Boost employee engagement
It may seem counterintuitive that a remote setup increases employee engagement and happiness. But that’s exactly what happens. According to recent research, remote working boosts employee engagement, happiness, loyalty and retention. In fact, employees working from home are 20% happier than in-office employees.
Reduce real estate costs
Corporate real estate and operating overhead costs represent massive expenses. Companies can reduce real estate costs to nil by switching to remote work. In fact, companies who switch to hybrid working reduce their total real estate costs by half!
7 Top tips for working remotely
Now that you know all the remote working benefits – here are some tips for making remote working work for you.
1. Find the right space
Find the sweet spot between comfort and focus. The best remote working environment will help you stay calm, alert and productive. Play around with ambient noise levels and make sure to get enough light. It’s best to have an ergonomic workspace with enough room for all your tech and supplies. It’s a good idea to have water nearby.
2. Set a schedule
Set a firm schedule with boundaries between work and personal time. Then stick to it. This improves focus and can reduce interruptions if you have a family. It also prevents you from feeling like you’re always on the clock. Remote workers can easily end up working more hours than they should simply because they don’t have a clear schedule.
3. Get Dressed

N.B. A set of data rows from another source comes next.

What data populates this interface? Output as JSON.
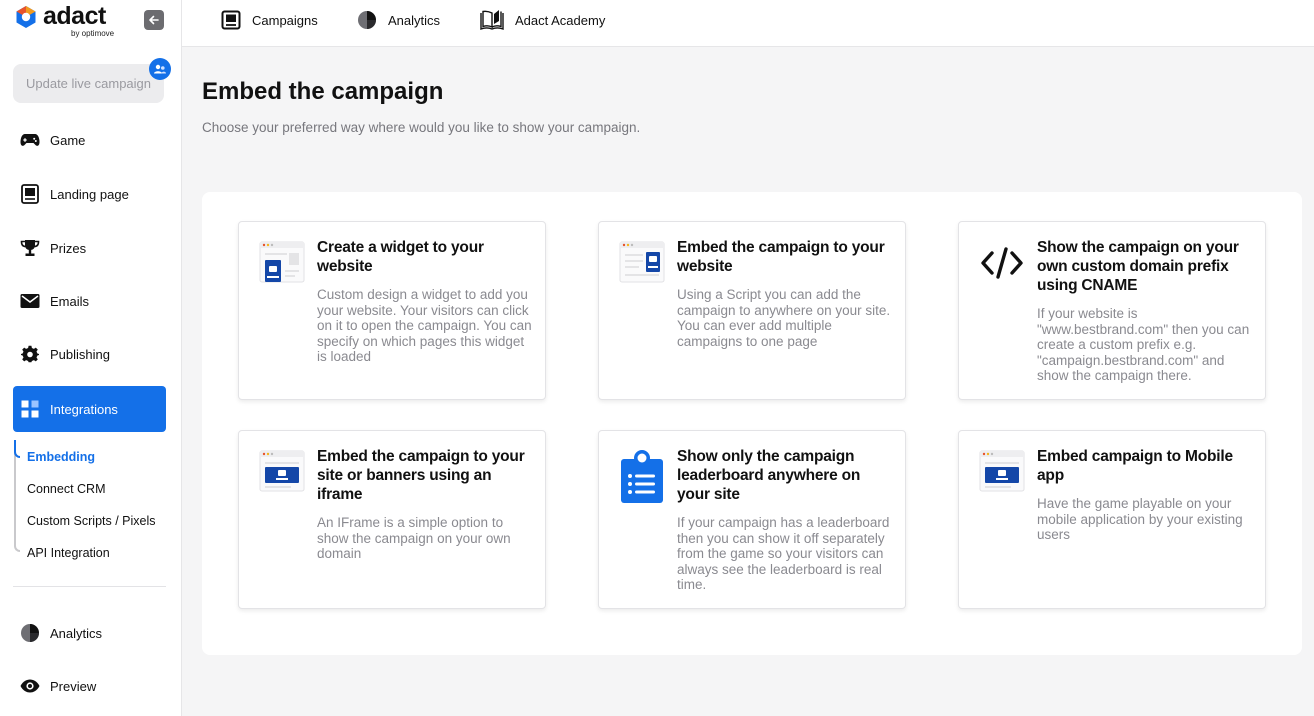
{
  "brand": {
    "name": "adact",
    "sub": "by optimove",
    "accent": "#1470e8"
  },
  "sidebar": {
    "update_label": "Update live campaign",
    "items": [
      {
        "label": "Game",
        "icon": "gamepad-icon"
      },
      {
        "label": "Landing page",
        "icon": "landing-page-icon"
      },
      {
        "label": "Prizes",
        "icon": "trophy-icon"
      },
      {
        "label": "Emails",
        "icon": "envelope-icon"
      },
      {
        "label": "Publishing",
        "icon": "gear-icon"
      },
      {
        "label": "Integrations",
        "icon": "integrations-icon"
      }
    ],
    "subitems": [
      {
        "label": "Embedding"
      },
      {
        "label": "Connect CRM"
      },
      {
        "label": "Custom Scripts / Pixels"
      },
      {
        "label": "API Integration"
      }
    ],
    "bottom": [
      {
        "label": "Analytics",
        "icon": "pie-chart-icon"
      },
      {
        "label": "Preview",
        "icon": "eye-icon"
      }
    ]
  },
  "topbar": {
    "items": [
      {
        "label": "Campaigns",
        "icon": "campaigns-icon"
      },
      {
        "label": "Analytics",
        "icon": "pie-chart-icon"
      },
      {
        "label": "Adact Academy",
        "icon": "book-icon"
      }
    ]
  },
  "main": {
    "title": "Embed the campaign",
    "subtitle": "Choose your preferred way where would you like to show your campaign.",
    "cards": [
      {
        "title": "Create a widget to your website",
        "description": "Custom design a widget to add you your website. Your visitors can click on it to open the campaign. You can specify on which pages this widget is loaded",
        "icon": "widget-icon"
      },
      {
        "title": "Embed the campaign to your website",
        "description": "Using a Script you can add the campaign to anywhere on your site. You can ever add multiple campaigns to one page",
        "icon": "script-embed-icon"
      },
      {
        "title": "Show the campaign on your own custom domain prefix using CNAME",
        "description": "If your website is \"www.bestbrand.com\" then you can create a custom prefix e.g. \"campaign.bestbrand.com\" and show the campaign there.",
        "icon": "code-icon"
      },
      {
        "title": "Embed the campaign to your site or banners using an iframe",
        "description": "An IFrame is a simple option to show the campaign on your own domain",
        "icon": "iframe-icon"
      },
      {
        "title": "Show only the campaign leaderboard anywhere on your site",
        "description": "If your campaign has a leaderboard then you can show it off separately from the game so your visitors can always see the leaderboard is real time.",
        "icon": "leaderboard-icon"
      },
      {
        "title": "Embed campaign to Mobile app",
        "description": "Have the game playable on your mobile application by your existing users",
        "icon": "mobile-app-icon"
      }
    ]
  }
}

Wear professional attire to prevent feelings of slovenliness and stay motivated, confident, polished and sharp. It’s important to dress in a way that fits your job role and future goals. Consider checking out business casual for outfits that are formal but comfortable.
4. Plan breaks

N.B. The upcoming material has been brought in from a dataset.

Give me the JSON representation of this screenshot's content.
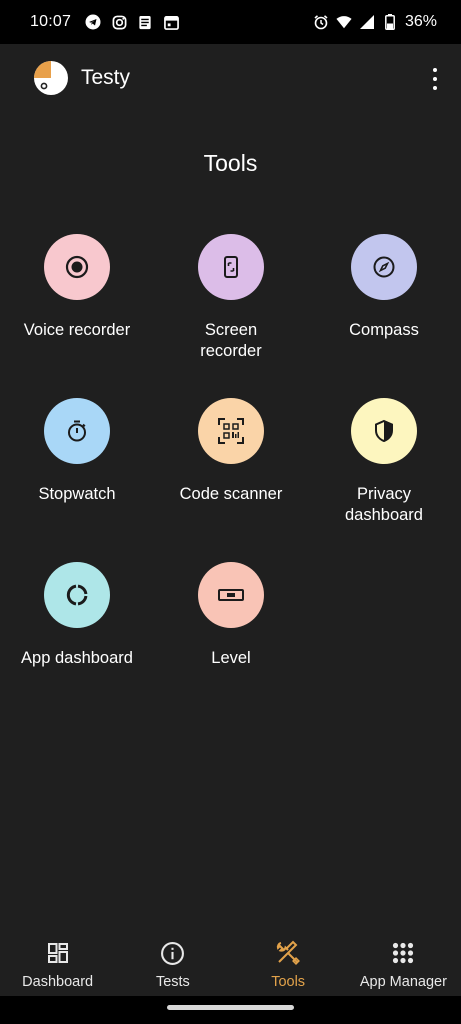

Schedule breaks and take them. You don’t want to end up pushing through the entire day without taking enough time away from work. You might even schedule activities to do. For example, try going for a walk, doing some yoga or checking in with a friend. Taking breaks will help increase your overall productivity.
5. Communicate, communicate, communicate

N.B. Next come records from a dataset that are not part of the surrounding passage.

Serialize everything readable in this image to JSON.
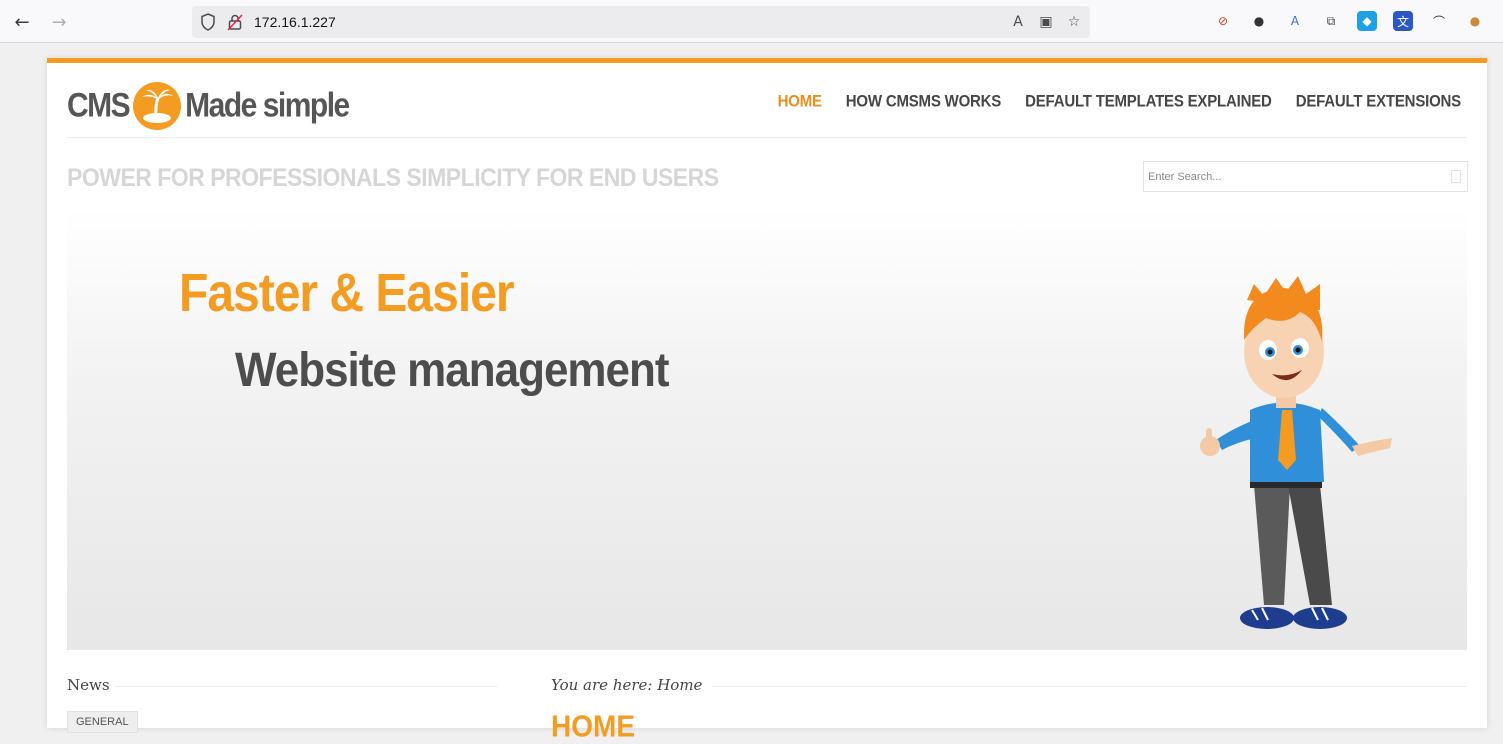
{
  "browser": {
    "url": "172.16.1.227",
    "back_icon": "arrow-left-icon",
    "forward_icon": "arrow-right-icon"
  },
  "site": {
    "logo_left": "CMS",
    "logo_right": "Made simple",
    "nav": [
      {
        "label": "HOME",
        "active": true
      },
      {
        "label": "HOW CMSMS WORKS",
        "active": false
      },
      {
        "label": "DEFAULT TEMPLATES EXPLAINED",
        "active": false
      },
      {
        "label": "DEFAULT EXTENSIONS",
        "active": false
      }
    ],
    "tagline": "POWER FOR PROFESSIONALS SIMPLICITY FOR END USERS",
    "search_placeholder": "Enter Search...",
    "accent_color": "#f39c21"
  },
  "banner": {
    "headline": "Faster & Easier",
    "subheadline": "Website management"
  },
  "sidebar": {
    "title": "News",
    "category": "GENERAL"
  },
  "content": {
    "breadcrumb": "You are here: Home",
    "title": "HOME"
  }
}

Make sure to stay connected while remote. Communicate with your supervisors, colleagues, teammates and other cohorts. Many companies run organizational or team-based group chats. This can be a great place for general discussions – but always keep it professional and clean. If in doubt, err on the conservative side.
6. Adjust your communication style
Not everything translates over text, phone or even video conversations. So, watch out for sarcasm, jokes and vague hints. Be very clear in your communications and provide enough contextual information. Don’t assume that people know what you’re talking about or are on the same page as you.
7. Ask for support
Tell your colleagues when you need assistance. Remember to communicate in a way that’s clear and detailed. Don’t expect people to know what’s going on or what you need. Don’t wait too long to bring something up. And don’t snip at anyone when bringing things to their attention. It’s much better to have frequent, proactive communication – than delayed and highly frustrated conversations about what’s gone wrong.
Bonus tip: use Outstaffer.com
If you’re an employer looking to level up your company’s remote work, consider using Outstaffer.com’s #WorkFromAnywhere technology to #HireFromEverywhere. We enable you to hire, pay and equip remote employees from around the world in just a few clicks.
With our managed devices, employee time tracking, real-time employee monitoring, 24/7 support and EOR platform, we give you everything you need to overcome the limits of your local talent pool and take advantage of the benefits of remote work. Schedule your demo today to learn more.